Title VII of the federal Civil Rights Act requires employers to make “reasonable accommodations” for their workers’ religious beliefs. Employers who disregard this, even when the religious beliefs seem bizarre, run the risk of liability, as a mining company in West Virginia recently learned.
In that case, a coal miner refused to use a new biometric scanner that the employer had installed as an identification device. The miner apparently feared that use of the scanner would give him the “Mark of the Beast,” which according to the Book of Revelations would then brand him a follower of the Antichrist. He requested an alternative identification measure as a form of religious accommodation.
The employer denied the request. The employee resigned and sued for religious discrimination under Title VII. A jury found in his favor and a federal appeals court affirmed, rejecting the employer’s argument that the scanner neither left any kind of mark nor legitimately conflicted with the employee’s religious beliefs.

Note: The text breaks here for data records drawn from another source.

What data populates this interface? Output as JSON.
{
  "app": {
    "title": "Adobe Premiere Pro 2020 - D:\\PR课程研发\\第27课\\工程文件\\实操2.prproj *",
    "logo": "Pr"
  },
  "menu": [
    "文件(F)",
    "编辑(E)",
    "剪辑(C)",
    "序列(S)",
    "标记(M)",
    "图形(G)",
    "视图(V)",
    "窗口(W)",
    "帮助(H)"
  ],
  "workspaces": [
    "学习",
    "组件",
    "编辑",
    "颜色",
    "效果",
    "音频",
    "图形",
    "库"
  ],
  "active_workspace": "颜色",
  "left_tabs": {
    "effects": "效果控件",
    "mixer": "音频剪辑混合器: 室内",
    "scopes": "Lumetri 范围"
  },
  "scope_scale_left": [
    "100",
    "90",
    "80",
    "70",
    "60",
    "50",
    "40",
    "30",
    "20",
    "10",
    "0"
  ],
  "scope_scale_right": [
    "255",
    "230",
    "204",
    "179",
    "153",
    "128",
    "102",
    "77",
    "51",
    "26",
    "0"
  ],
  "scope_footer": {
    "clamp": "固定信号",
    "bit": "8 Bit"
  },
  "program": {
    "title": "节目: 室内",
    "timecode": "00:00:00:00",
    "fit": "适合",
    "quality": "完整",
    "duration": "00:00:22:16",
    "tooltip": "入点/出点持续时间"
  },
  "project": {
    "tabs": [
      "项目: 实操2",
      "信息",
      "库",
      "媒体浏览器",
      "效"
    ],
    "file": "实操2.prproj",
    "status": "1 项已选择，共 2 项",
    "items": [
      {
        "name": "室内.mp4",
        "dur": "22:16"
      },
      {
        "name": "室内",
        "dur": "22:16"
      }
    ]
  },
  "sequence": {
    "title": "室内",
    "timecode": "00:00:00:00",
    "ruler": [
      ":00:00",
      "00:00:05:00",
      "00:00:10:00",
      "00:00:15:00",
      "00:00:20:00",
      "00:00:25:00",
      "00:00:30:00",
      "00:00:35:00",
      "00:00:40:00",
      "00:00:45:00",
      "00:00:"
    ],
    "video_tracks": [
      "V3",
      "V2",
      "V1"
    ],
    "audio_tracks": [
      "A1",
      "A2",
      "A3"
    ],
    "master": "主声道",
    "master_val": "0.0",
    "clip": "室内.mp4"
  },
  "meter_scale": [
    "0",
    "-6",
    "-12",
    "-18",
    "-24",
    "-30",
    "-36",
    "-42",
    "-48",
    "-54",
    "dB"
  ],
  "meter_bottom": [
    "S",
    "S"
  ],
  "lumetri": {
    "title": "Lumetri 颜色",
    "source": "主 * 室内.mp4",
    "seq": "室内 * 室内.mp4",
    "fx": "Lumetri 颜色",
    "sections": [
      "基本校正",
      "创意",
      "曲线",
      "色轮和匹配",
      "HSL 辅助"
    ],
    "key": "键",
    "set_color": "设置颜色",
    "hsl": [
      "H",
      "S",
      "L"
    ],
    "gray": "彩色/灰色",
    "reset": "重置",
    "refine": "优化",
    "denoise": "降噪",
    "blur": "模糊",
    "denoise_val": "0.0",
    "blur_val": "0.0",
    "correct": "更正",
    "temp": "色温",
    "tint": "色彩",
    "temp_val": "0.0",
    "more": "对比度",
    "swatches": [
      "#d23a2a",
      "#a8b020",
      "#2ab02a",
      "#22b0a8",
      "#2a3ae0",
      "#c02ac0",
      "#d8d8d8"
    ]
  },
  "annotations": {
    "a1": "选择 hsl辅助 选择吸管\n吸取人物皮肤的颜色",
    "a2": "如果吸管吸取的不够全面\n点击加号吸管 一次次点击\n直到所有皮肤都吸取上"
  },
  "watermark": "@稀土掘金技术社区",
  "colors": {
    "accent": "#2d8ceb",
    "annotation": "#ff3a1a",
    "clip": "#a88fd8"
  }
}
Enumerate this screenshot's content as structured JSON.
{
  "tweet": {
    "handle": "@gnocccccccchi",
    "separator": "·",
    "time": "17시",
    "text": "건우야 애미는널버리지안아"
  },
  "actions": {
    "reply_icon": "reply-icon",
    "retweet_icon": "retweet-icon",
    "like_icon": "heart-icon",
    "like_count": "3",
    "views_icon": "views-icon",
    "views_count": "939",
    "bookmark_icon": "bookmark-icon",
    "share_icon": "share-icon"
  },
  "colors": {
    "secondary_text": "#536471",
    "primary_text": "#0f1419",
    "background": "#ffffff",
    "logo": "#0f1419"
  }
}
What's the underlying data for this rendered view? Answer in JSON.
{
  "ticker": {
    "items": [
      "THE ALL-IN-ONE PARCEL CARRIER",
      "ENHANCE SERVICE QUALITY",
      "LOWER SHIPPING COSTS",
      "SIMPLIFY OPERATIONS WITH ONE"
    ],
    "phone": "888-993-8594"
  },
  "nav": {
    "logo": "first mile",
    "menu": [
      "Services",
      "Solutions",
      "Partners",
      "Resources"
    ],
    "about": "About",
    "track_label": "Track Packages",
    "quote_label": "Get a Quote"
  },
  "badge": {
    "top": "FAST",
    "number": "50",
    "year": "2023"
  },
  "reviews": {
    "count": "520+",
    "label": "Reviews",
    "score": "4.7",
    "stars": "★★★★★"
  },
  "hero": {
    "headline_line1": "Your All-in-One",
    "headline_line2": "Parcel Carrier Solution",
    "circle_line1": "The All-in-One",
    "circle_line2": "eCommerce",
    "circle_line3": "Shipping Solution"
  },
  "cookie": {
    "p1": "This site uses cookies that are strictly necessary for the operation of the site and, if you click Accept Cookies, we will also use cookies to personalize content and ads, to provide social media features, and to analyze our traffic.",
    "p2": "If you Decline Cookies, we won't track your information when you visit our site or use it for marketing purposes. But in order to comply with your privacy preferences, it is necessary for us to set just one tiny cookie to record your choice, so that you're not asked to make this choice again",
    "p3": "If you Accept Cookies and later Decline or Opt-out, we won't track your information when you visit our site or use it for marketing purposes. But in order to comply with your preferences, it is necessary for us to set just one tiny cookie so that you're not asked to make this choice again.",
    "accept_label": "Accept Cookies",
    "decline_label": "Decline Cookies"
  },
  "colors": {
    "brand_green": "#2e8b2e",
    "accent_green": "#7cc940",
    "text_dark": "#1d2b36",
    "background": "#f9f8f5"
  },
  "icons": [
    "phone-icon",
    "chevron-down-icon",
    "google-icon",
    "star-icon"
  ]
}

According to the appellate court, none of this mattered. All that mattered was that the miner’s beliefs were sincerely held and, given the fact that the employer had provided alternative identification procedures for employees with hand injuries, the requested accommodation wouldn’t have imposed any hardship.